■ Exercise brief
From the entries below, return every line that includes the word "February".

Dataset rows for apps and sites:
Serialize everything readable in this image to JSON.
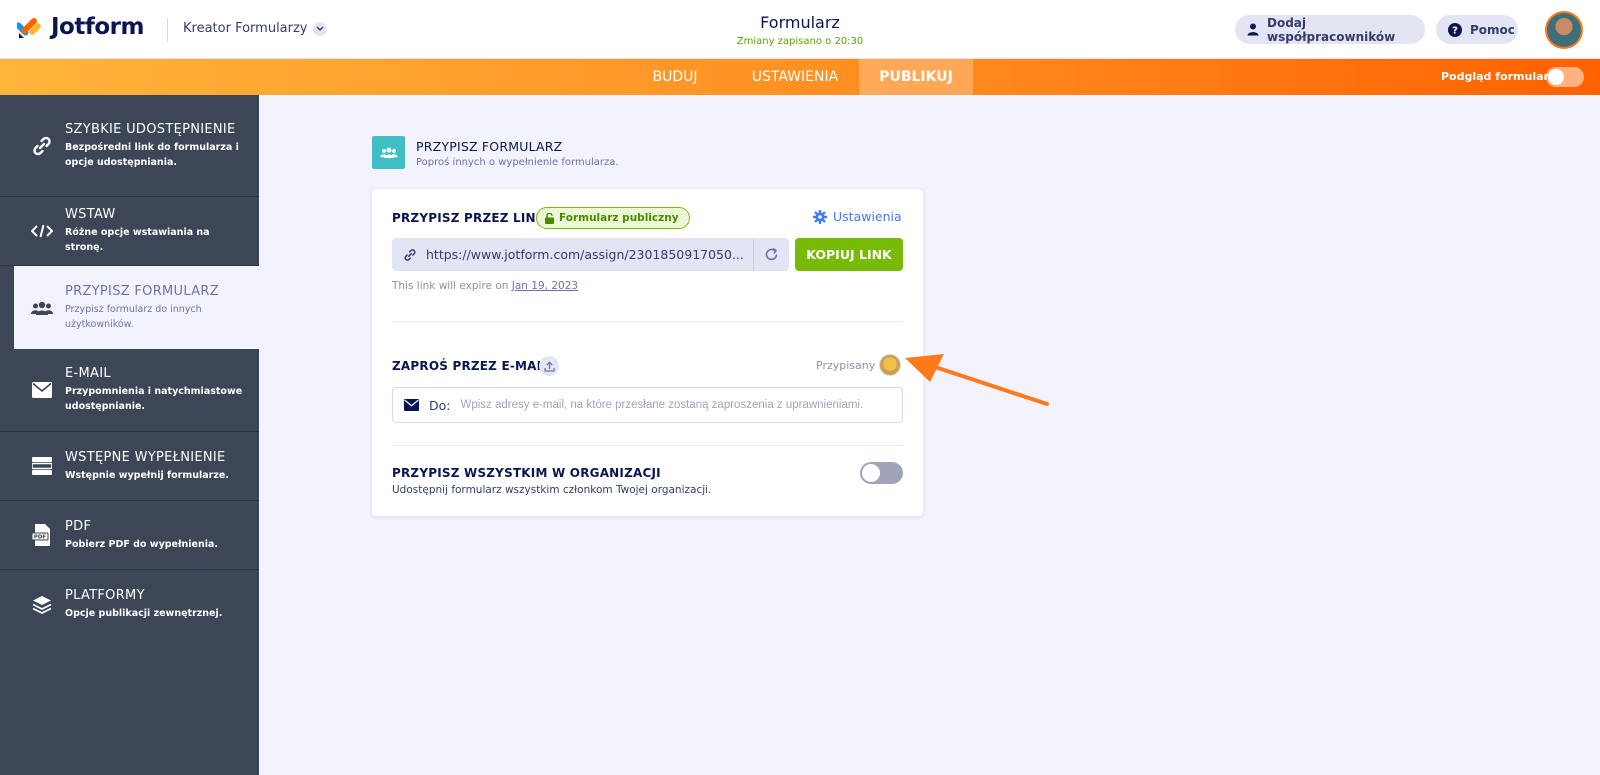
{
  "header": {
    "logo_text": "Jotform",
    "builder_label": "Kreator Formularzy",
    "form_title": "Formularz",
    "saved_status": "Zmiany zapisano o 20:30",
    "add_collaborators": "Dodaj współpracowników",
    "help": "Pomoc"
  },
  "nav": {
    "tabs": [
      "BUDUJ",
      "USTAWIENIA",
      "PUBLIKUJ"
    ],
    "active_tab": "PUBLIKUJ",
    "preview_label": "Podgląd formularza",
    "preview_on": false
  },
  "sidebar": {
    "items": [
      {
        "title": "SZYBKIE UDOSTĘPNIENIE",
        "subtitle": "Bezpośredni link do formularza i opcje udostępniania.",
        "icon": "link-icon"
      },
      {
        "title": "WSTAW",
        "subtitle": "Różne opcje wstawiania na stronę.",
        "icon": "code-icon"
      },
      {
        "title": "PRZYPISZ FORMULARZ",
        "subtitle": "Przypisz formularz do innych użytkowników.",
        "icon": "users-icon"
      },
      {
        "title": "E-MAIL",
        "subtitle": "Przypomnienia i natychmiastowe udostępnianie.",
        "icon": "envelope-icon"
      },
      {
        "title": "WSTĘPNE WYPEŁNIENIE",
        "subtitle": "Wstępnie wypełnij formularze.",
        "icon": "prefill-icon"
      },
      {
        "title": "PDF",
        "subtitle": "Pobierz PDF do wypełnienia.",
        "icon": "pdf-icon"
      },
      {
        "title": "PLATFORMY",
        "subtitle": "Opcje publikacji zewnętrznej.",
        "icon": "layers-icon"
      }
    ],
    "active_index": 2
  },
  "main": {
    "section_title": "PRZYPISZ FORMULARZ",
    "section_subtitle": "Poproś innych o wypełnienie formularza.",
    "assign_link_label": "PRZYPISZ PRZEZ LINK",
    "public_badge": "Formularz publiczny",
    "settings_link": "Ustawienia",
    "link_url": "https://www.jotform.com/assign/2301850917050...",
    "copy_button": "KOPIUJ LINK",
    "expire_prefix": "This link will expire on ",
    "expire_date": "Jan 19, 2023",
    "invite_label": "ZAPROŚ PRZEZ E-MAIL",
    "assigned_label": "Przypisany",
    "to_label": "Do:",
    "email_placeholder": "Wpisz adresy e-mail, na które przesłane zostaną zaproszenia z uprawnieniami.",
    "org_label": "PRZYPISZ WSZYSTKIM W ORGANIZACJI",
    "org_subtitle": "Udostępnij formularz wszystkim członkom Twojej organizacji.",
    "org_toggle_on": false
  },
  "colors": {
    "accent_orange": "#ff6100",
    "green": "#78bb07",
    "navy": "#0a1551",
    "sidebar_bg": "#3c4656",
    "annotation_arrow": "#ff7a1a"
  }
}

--

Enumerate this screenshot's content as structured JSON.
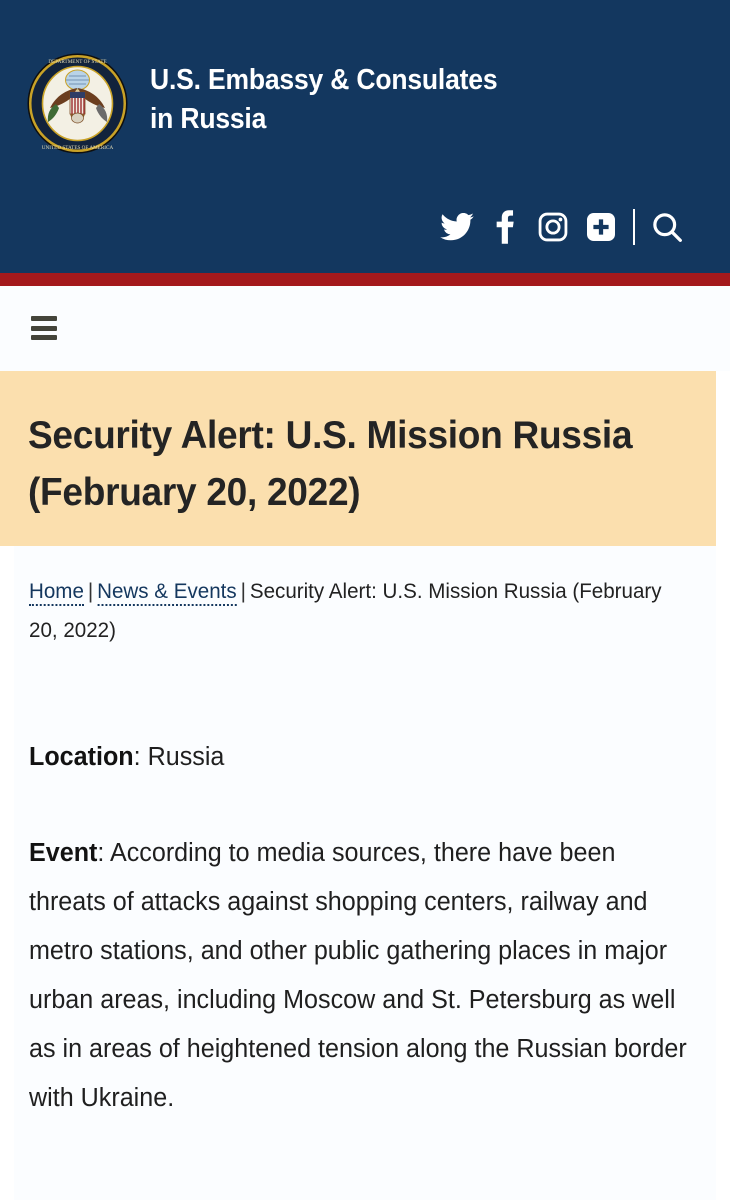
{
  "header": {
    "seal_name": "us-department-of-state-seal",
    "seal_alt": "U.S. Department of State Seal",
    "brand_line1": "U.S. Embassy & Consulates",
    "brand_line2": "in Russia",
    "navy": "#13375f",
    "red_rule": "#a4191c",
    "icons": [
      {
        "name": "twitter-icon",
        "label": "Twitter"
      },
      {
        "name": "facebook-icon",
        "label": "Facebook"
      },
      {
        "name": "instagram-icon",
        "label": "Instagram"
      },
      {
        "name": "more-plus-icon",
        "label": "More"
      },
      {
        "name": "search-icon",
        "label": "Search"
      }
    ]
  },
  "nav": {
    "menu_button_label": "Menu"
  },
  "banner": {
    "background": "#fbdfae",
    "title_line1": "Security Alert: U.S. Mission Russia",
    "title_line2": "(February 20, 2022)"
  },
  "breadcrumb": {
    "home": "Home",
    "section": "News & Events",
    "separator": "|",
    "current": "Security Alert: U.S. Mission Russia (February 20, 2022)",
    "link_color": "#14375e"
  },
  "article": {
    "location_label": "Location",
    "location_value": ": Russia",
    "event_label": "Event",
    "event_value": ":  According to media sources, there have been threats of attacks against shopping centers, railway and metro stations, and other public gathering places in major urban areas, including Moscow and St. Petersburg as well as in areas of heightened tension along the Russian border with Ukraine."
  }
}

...

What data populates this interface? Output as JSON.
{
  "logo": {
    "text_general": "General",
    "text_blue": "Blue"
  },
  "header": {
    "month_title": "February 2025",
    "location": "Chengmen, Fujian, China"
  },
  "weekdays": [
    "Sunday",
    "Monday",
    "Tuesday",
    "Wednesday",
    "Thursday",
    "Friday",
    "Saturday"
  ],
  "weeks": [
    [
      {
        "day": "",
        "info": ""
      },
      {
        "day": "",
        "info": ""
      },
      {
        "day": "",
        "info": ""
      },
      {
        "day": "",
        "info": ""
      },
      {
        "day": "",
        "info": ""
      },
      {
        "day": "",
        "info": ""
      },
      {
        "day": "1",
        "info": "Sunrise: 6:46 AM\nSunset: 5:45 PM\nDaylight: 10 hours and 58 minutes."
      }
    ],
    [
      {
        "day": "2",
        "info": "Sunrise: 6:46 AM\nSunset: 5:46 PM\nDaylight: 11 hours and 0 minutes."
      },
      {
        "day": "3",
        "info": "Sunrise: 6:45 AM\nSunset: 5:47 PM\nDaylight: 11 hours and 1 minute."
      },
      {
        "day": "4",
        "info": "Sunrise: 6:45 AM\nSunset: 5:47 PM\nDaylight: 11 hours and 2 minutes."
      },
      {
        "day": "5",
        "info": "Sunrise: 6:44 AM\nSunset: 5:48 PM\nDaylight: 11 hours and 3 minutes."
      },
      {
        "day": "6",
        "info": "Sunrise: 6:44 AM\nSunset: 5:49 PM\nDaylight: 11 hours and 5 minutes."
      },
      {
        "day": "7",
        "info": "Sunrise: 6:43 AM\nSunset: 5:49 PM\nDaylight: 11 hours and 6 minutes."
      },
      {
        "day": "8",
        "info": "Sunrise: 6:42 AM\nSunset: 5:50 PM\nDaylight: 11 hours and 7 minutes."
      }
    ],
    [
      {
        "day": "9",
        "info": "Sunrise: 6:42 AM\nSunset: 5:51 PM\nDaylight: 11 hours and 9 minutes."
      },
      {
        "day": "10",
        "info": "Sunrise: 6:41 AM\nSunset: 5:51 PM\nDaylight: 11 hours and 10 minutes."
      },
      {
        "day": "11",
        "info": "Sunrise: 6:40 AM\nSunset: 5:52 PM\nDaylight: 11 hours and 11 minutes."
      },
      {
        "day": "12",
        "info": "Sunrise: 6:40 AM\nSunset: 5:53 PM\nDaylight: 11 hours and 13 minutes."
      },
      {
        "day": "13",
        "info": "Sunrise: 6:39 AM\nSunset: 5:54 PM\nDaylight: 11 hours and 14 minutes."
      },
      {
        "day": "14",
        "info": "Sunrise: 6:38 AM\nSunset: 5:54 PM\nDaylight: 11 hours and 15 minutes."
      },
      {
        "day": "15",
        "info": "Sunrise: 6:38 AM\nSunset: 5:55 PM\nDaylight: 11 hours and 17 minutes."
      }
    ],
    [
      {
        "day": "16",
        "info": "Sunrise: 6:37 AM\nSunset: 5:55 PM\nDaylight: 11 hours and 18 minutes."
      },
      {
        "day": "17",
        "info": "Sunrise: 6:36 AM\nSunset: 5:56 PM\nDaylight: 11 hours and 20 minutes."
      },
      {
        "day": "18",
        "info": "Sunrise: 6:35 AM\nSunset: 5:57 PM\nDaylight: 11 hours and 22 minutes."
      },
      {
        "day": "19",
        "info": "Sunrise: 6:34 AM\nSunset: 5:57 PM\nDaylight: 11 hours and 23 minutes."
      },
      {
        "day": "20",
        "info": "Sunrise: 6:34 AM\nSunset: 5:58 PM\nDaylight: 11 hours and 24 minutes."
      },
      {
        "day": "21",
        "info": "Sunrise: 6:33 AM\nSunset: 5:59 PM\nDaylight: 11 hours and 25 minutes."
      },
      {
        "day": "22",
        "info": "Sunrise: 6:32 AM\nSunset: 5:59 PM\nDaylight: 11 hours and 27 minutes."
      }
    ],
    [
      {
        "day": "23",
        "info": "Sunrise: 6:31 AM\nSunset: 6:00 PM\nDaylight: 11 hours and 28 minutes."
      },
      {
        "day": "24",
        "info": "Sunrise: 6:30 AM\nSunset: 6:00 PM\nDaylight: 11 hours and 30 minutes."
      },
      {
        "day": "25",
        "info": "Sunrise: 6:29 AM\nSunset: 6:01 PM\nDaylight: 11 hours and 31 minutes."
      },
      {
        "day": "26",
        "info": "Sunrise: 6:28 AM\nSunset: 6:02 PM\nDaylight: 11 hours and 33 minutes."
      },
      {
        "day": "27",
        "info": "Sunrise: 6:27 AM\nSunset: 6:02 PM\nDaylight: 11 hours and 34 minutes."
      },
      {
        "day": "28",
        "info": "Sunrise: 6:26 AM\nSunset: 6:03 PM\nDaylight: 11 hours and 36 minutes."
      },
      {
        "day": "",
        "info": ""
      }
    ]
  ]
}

■ Output for this task
    "title_line2": "(February 20, 2022)"
    "current": "Security Alert: U.S. Mission Russia (February 20, 2022)",
    "month_title": "February 2025",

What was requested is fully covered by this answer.